Could you copy every line in the listing below that has the word "limit"?
Top of Source records
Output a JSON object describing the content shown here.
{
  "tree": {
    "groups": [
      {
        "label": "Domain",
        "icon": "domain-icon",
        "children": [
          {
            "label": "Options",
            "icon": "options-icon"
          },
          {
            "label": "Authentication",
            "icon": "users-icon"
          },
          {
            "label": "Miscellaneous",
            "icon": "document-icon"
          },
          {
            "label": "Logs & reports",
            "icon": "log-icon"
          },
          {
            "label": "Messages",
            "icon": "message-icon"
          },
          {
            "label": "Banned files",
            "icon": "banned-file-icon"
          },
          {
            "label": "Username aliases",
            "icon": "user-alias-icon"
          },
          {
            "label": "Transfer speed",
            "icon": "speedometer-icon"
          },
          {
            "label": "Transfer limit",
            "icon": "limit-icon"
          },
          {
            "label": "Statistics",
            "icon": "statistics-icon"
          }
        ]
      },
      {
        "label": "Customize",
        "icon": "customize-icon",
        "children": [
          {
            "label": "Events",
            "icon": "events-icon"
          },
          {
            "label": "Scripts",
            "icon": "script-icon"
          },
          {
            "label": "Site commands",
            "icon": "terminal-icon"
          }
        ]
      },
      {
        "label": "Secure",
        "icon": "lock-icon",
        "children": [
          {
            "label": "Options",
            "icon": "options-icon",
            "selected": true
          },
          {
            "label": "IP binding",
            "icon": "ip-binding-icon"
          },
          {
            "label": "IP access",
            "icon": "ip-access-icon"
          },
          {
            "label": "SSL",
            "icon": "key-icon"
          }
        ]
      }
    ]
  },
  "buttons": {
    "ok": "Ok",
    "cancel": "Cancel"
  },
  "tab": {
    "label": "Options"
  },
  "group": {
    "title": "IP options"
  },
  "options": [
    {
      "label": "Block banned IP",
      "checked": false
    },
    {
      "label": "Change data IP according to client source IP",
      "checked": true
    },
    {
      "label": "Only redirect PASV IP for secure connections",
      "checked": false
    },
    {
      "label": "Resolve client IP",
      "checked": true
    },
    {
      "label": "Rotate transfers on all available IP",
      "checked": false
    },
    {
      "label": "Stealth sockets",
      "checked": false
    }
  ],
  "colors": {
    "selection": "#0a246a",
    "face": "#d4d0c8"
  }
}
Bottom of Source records
Output for this exercise —
            "label": "Transfer limit",
            "icon": "limit-icon"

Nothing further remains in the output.